I just finished watching Episode #5 (Episode #4 for those of us watching in the States) of Downton Abbey. I have to admit it — this show is my guilty pleasure. Usually my tastes run more to the works where the force of the narrative is in rejecting rather than accepting rigid social hierarchies, more Tolstoy and less Waugh. Yes, sure, we have Branson and his good old-fashioned Irish republicanism, but the character often comes across as simply churlish rather than truly revolutionary; as if the worst thing a freedom fighter can do is cause discord at high tea rather than sow dissent in the public square. I have too often thought that the critics of the show have gotten it wrong. It is not simply a museum celebrating the glories of a now-faded imperium. And I think tonight the program showed its true colors. Warning: SPOILERS AHEAD. Julian Fellowes, an aristo himself, has shown where his true loyalties lie. In the contest between barbarians, philistines, and populace, it is the philistines (the middle class) that wins out. Tonight’s episode had three particularly striking moments where view this.

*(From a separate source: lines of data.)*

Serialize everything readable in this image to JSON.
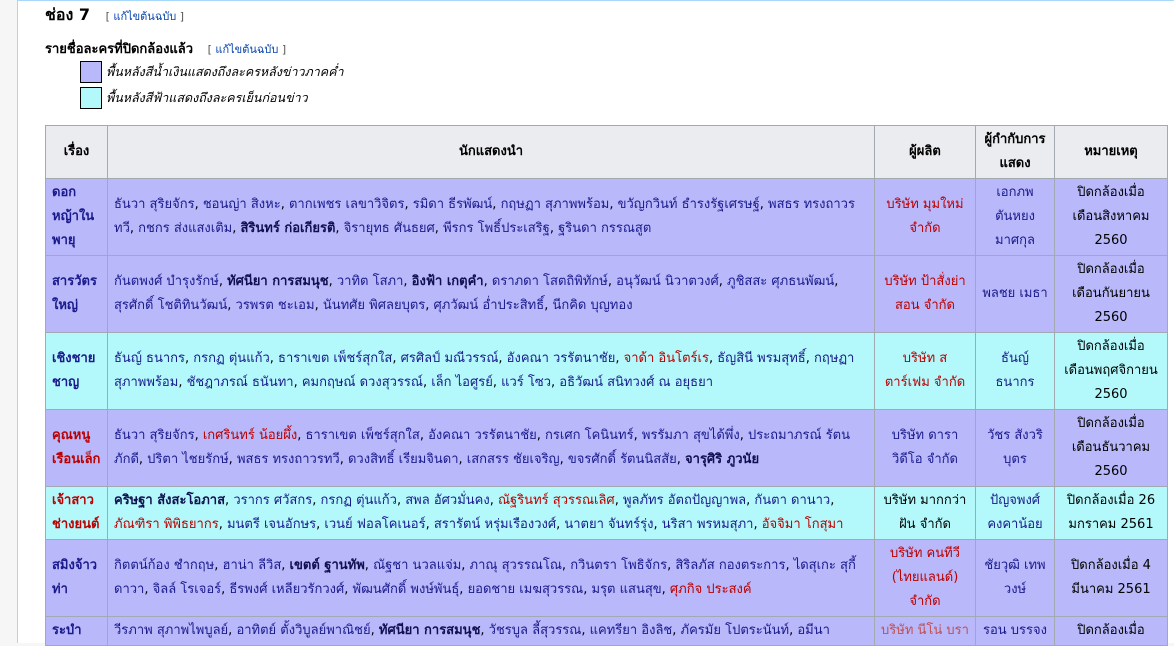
{
  "section_title": "ช่อง 7",
  "edit_label": "แก้ไขต้นฉบับ",
  "subsection_title": "รายชื่อละครที่ปิดกล้องแล้ว",
  "legend": [
    {
      "color": "#b8b8fb",
      "text": "พื้นหลังสีน้ำเงินแสดงถึงละครหลังข่าวภาคค่ำ"
    },
    {
      "color": "#b3f9fb",
      "text": "พื้นหลังสีฟ้าแสดงถึงละครเย็นก่อนข่าว"
    }
  ],
  "table": {
    "headers": [
      "เรื่อง",
      "นักแสดงนำ",
      "ผู้ผลิต",
      "ผู้กำกับการแสดง",
      "หมายเหตุ"
    ],
    "rows": [
      {
        "type": "night",
        "title": "ดอกหญ้าในพายุ",
        "title_red": false,
        "cast": [
          [
            "ธันวา สุริยจักร",
            "l"
          ],
          [
            "ชอนญ่า สิงหะ",
            "l"
          ],
          [
            "ตากเพชร เลขาวิจิตร",
            "l"
          ],
          [
            "รมิดา ธีรพัฒน์",
            "l"
          ],
          [
            "กฤษฏา สุภาพพร้อม",
            "l"
          ],
          [
            "ขวัญกวินท์ ธำรงรัฐเศรษฐ์",
            "l"
          ],
          [
            "พสธร ทรงถาวรทวี",
            "l"
          ],
          [
            "กชกร ส่งแสงเติม",
            "l"
          ],
          [
            "สิรินทร์ ก่อเกียรติ",
            "b"
          ],
          [
            "จิรายุทธ ศันธยศ",
            "l"
          ],
          [
            "พีรกร โพธิ์ประเสริฐ",
            "l"
          ],
          [
            "ฐรินดา กรรณสูต",
            "l"
          ]
        ],
        "producer": "บริษัท มุมใหม่ จำกัด",
        "producer_c": "r",
        "director": "เอกภพ ตันหยง มาศกุล",
        "note": "ปิดกล้องเมื่อ เดือนสิงหาคม 2560"
      },
      {
        "type": "night",
        "title": "สารวัตรใหญ่",
        "title_red": false,
        "cast": [
          [
            "กันตพงศ์ บำรุงรักษ์",
            "l"
          ],
          [
            "ทัศนียา การสมนุช",
            "b"
          ],
          [
            "วาทิต โสภา",
            "l"
          ],
          [
            "อิงฟ้า เกตุคำ",
            "b"
          ],
          [
            "ดราภดา โสตถิพิทักษ์",
            "l"
          ],
          [
            "อนุวัฒน์ นิวาตวงศ์",
            "l"
          ],
          [
            "ภูชิสสะ ศุภธนพัฒน์",
            "l"
          ],
          [
            "สุรศักดิ์ โชติทินวัฒน์",
            "l"
          ],
          [
            "วรพรต ชะเอม",
            "l"
          ],
          [
            "นันทศัย พิศลยบุตร",
            "l"
          ],
          [
            "ศุภวัฒน์ อ่ำประสิทธิ์",
            "l"
          ],
          [
            "นีกคิด บุญทอง",
            "l"
          ]
        ],
        "producer": "บริษัท ป้าสั่งย่าสอน จำกัด",
        "producer_c": "r",
        "director": "พลชย เมธา",
        "note": "ปิดกล้องเมื่อ เดือนกันยายน 2560"
      },
      {
        "type": "evening",
        "title": "เชิงชายชาญ",
        "title_red": false,
        "cast": [
          [
            "ธันญ์ ธนากร",
            "l"
          ],
          [
            "กรกฏ ตุ่นแก้ว",
            "l"
          ],
          [
            "ธาราเขต เพ็ชร์สุกใส",
            "l"
          ],
          [
            "ศรศิลป์ มณีวรรณ์",
            "l"
          ],
          [
            "อังคณา วรรัตนาชัย",
            "l"
          ],
          [
            "จาด้า อินโตร์เร",
            "r"
          ],
          [
            "ธัญสินี พรมสุทธิ์",
            "l"
          ],
          [
            "กฤษฏา สุภาพพร้อม",
            "l"
          ],
          [
            "ชัชฎาภรณ์ ธนันทา",
            "l"
          ],
          [
            "คมกฤษณ์ ดวงสุวรรณ์",
            "l"
          ],
          [
            "เล็ก ไอศูรย์",
            "l"
          ],
          [
            "แวร์ โซว",
            "l"
          ],
          [
            "อธิวัฒน์ สนิทวงศ์ ณ อยุธยา",
            "l"
          ]
        ],
        "producer": "บริษัท สตาร์เฟม จำกัด",
        "producer_c": "r",
        "director": "ธันญ์ ธนากร",
        "note": "ปิดกล้องเมื่อ เดือนพฤศจิกายน 2560"
      },
      {
        "type": "night",
        "title": "คุณหนูเรือนเล็ก",
        "title_red": true,
        "cast": [
          [
            "ธันวา สุริยจักร",
            "l"
          ],
          [
            "เกศรินทร์ น้อยผึ้ง",
            "r"
          ],
          [
            "ธาราเขต เพ็ชร์สุกใส",
            "l"
          ],
          [
            "อังคณา วรรัตนาชัย",
            "l"
          ],
          [
            "กรเศก โคนินทร์",
            "l"
          ],
          [
            "พรรัมภา สุขได้พึ่ง",
            "l"
          ],
          [
            "ประถมาภรณ์ รัตนภักดี",
            "l"
          ],
          [
            "ปริตา ไชยรักษ์",
            "l"
          ],
          [
            "พสธร ทรงถาวรทวี",
            "l"
          ],
          [
            "ดวงสิทธิ์ เรียมจินดา",
            "l"
          ],
          [
            "เสกสรร ชัยเจริญ",
            "l"
          ],
          [
            "ขจรศักดิ์ รัตนนิสสัย",
            "l"
          ],
          [
            "จารุศิริ ภูวนัย",
            "b"
          ]
        ],
        "producer": "บริษัท ดารา วิดีโอ จำกัด",
        "producer_c": "l",
        "director": "วัชร สังวริบุตร",
        "note": "ปิดกล้องเมื่อ เดือนธันวาคม 2560"
      },
      {
        "type": "evening",
        "title": "เจ้าสาวช่างยนต์",
        "title_red": true,
        "cast": [
          [
            "คริษฐา สังสะโอภาส",
            "b"
          ],
          [
            "วรากร ศวัสกร",
            "l"
          ],
          [
            "กรกฏ ตุ่นแก้ว",
            "l"
          ],
          [
            "สพล อัศวมั่นคง",
            "l"
          ],
          [
            "ณัฐรินทร์ สุวรรณเลิศ",
            "r"
          ],
          [
            "พูลภัทร อัตถปัญญาพล",
            "l"
          ],
          [
            "กันตา ดานาว",
            "l"
          ],
          [
            "ภัณฑิรา พิพิธยากร",
            "r"
          ],
          [
            "มนตรี เจนอักษร",
            "l"
          ],
          [
            "เวนย์ ฟอลโคเนอร์",
            "l"
          ],
          [
            "สรารัตน์ หรุ่มเรืองวงศ์",
            "l"
          ],
          [
            "นาตยา จันทร์รุ่ง",
            "l"
          ],
          [
            "นริสา พรหมสุภา",
            "l"
          ],
          [
            "อัจจิมา โกสุมา",
            "r"
          ]
        ],
        "producer": "บริษัท มากกว่าฝัน จำกัด",
        "producer_c": "b0",
        "director": "ปัญจพงศ์ คงคาน้อย",
        "note": "ปิดกล้องเมื่อ 26 มกราคม 2561"
      },
      {
        "type": "night",
        "title": "สมิงจ้าวท่า",
        "title_red": false,
        "cast": [
          [
            "กิตตน์ก้อง ชำกฤษ",
            "l"
          ],
          [
            "ฮาน่า ลีวิส",
            "l"
          ],
          [
            "เขตต์ ฐานทัพ",
            "b"
          ],
          [
            "ณัฐชา นวลแจ่ม",
            "l"
          ],
          [
            "ภาณุ สุวรรณโณ",
            "l"
          ],
          [
            "กวินตรา โพธิจักร",
            "l"
          ],
          [
            "สิริลภัส กองตระการ",
            "l"
          ],
          [
            "ไดสุเกะ สุกี้ดาวา",
            "l"
          ],
          [
            "จิลล์ โรเจอร์",
            "l"
          ],
          [
            "ธีรพงศ์ เหลียวรักวงศ์",
            "l"
          ],
          [
            "พัฒนศักดิ์ พงษ์พันธุ์",
            "l"
          ],
          [
            "ยอดชาย เมฆสุวรรณ",
            "l"
          ],
          [
            "มรุต แสนสุข",
            "l"
          ],
          [
            "ศุภกิจ ประสงค์",
            "r"
          ]
        ],
        "producer": "บริษัท คนทีวี (ไทยแลนด์) จำกัด",
        "producer_c": "r",
        "director": "ชัยวุฒิ เทพวงษ์",
        "note": "ปิดกล้องเมื่อ 4 มีนาคม 2561"
      },
      {
        "type": "night",
        "title": "ระบำ",
        "title_red": false,
        "cast": [
          [
            "วีรภาพ สุภาพไพบูลย์",
            "l"
          ],
          [
            "อาทิตย์ ตั้งวิบูลย์พาณิชย์",
            "l"
          ],
          [
            "ทัศนียา การสมนุช",
            "b"
          ],
          [
            "วัชรบูล ลี้สุวรรณ",
            "l"
          ],
          [
            "แคทรียา อิงลิช",
            "l"
          ],
          [
            "ภัครมัย โปตระนันท์",
            "l"
          ],
          [
            "อมีนา",
            "l"
          ]
        ],
        "producer": "บริษัท นีโน่ บรา",
        "producer_c": "o",
        "director": "รอน บรรจง",
        "note": "ปิดกล้องเมื่อ"
      }
    ]
  }
}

First, there is Isobel’s determination to “save” ex-prostitute Ethel, even to the extent of offering her a position in her house. As a result, Mrs. Byrd, the cook/housekeeper, resigns. The senior staff at the big house, especially the men, are shocked. Here, the middle-class virtue of Isobel is seen as demonstrably superior to the narrow and traditional morality of several working class characters.

Second, Matthew, Isobel’s son, has been investigating Downton’s books. He finds that the estate has been mismanaged for decades, and he is determined to put it back on the right course. He says to Mary that one of the most important middle-class values is husbandry (as in the controlled and judicious use of resources). The bourgeois methods will prove far more effective in saving Downton than those of the aristocracy. Murray, the middle class family solicitor, agrees with Matthew. And thus again we have that idea of saving, of providing salvation.

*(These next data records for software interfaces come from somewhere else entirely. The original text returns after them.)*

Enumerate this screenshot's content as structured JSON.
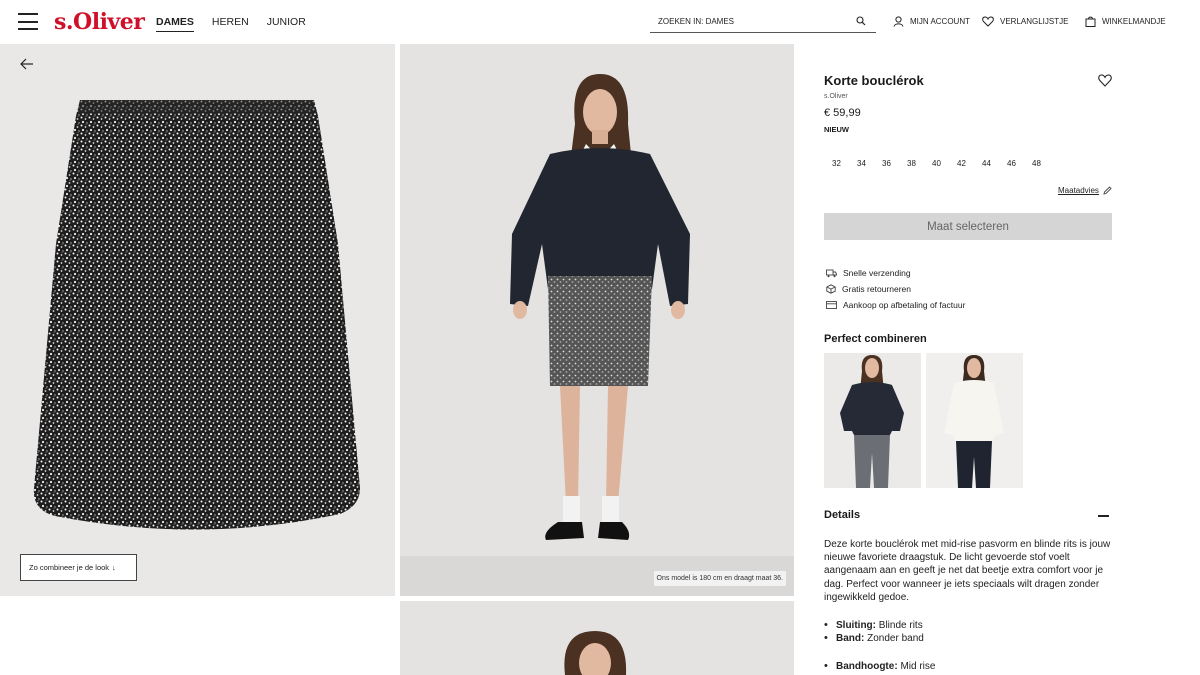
{
  "header": {
    "logo": "s.Oliver",
    "nav": [
      {
        "label": "DAMES",
        "active": true
      },
      {
        "label": "HEREN",
        "active": false
      },
      {
        "label": "JUNIOR",
        "active": false
      }
    ],
    "search_placeholder": "ZOEKEN IN: DAMES",
    "account_label": "MIJN ACCOUNT",
    "wishlist_label": "VERLANGLIJSTJE",
    "cart_label": "WINKELMANDJE"
  },
  "gallery": {
    "look_button": "Zo combineer je de look",
    "model_note": "Ons model is 180 cm en draagt maat 36."
  },
  "product": {
    "title": "Korte bouclérok",
    "brand": "s.Oliver",
    "price": "€ 59,99",
    "badge": "NIEUW",
    "sizes": [
      "32",
      "34",
      "36",
      "38",
      "40",
      "42",
      "44",
      "46",
      "48"
    ],
    "size_advice": "Maatadvies",
    "select_button": "Maat selecteren",
    "usps": [
      {
        "icon": "truck-icon",
        "label": "Snelle verzending"
      },
      {
        "icon": "box-icon",
        "label": "Gratis retourneren"
      },
      {
        "icon": "card-icon",
        "label": "Aankoop op afbetaling of factuur"
      }
    ]
  },
  "combine": {
    "title": "Perfect combineren"
  },
  "details": {
    "title": "Details",
    "description": "Deze korte bouclérok met mid-rise pasvorm en blinde rits is jouw nieuwe favoriete draagstuk. De licht gevoerde stof voelt aangenaam aan en geeft je net dat beetje extra comfort voor je dag. Perfect voor wanneer je iets speciaals wilt dragen zonder ingewikkeld gedoe.",
    "specs": [
      {
        "key": "Sluiting:",
        "value": "Blinde rits"
      },
      {
        "key": "Band:",
        "value": "Zonder band"
      }
    ],
    "specs2": [
      {
        "key": "Bandhoogte:",
        "value": "Mid rise"
      }
    ]
  },
  "colors": {
    "brand_red": "#d0102a",
    "button_disabled": "#d5d5d5"
  }
}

Third, and most importantly, we have the conflict between the two doctors over the proper treatment for Lady Sybil for the last days of her pregnancy. Dr. Clarkson, the middle-class family doctor, diagnoses her with eclampsia and wants to take her to hospital. Lord Grantham’s chosen physician, the aristocratic Sir Phillip, thinks that she is doing just fine and that they do not need to rely on institutions like hospitals! to bring a child into this world. Guess who is proven right? And so we bid farewell to Lady Sybil. Clarkson’s hard work and experience trumps Sir Phillip’s pedigree.

Matthew Arnold wrote, “Our guides who are chosen by the Philistines and who have to look to their favour, tell the Philistines how ‘all the world knows that the great middle-class of this country supplies the mind, the will, and the power requisite for all the great and good things that have to be done,’ and congratulate them on their ‘earnest good sense, which penetrates through sophisms, ignores commonplaces, and gives to conventional illusions their true value’.” Arnold would have found tonight’s episode especially fascinating.